Further, Andiric missed some time as a commercial airline pilot as a result of his injuries and had a lost wage claims as part of his damages in the lawsuit, according to Williams.

The police officer's story is substantially different. Kyle was hired as an extra duty police officer at the restaurant that night. Kyle claims Andiric approached him in a threatening manner after his beer bottle had been taken from him.

The officer said as he attempted to subdue Andiric, Andiric resisted and fell down the stairs. Even after the fall, Andiric continued to resist, according to the officer, prompting Kyle to use his department-issued Taser. Kyle ultimately charged Andiric with interfering with a police officer and disorderly conduct.

Williams claims Kyle "wrote and filed a false police report intended to cover up his own wrongdoing and violation of the plaintiff's rights."

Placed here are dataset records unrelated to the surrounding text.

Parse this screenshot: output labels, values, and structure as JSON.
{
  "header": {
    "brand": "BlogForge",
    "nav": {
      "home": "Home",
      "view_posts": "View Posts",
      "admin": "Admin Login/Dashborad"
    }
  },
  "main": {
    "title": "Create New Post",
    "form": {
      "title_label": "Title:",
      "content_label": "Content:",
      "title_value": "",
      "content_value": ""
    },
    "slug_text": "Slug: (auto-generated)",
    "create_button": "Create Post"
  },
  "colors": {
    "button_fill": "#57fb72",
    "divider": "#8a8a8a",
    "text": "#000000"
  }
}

"The bar had a video recorder focused on the exterior rear right outside the door where it happened," said Williams. "It contradicted the police report, which I suppose would have made the case undefendable."

Kyle was represented by Stephen Del Sole, of Del Sole & Del Sole in Wallingford. Del Sole did not immediately return calls seeking comment.

Williams said the city of New Haven did not want its own corporation counsel to represent the police officer because it was likely that the city was pursuing an internal investigation. A city spokesman would say only that officials settled the lawsuit "to avoid the prospect of a more lengthy litigation process."

Because the officer was on-duty during the incident, the city of New Haven's insurer will pay the settlement amount of $130,000.

Williams said the settlement size was significant one for a police excessive force case, but he believes it was appropriate given the video evidence that he claims contradicted the police report. Williams added that the plaintiff "was an extremely appealing person" and would have made a good trial witness. "Put all that together and the settlement is right where one would expect it to be," Williams said.

Original article can be found at: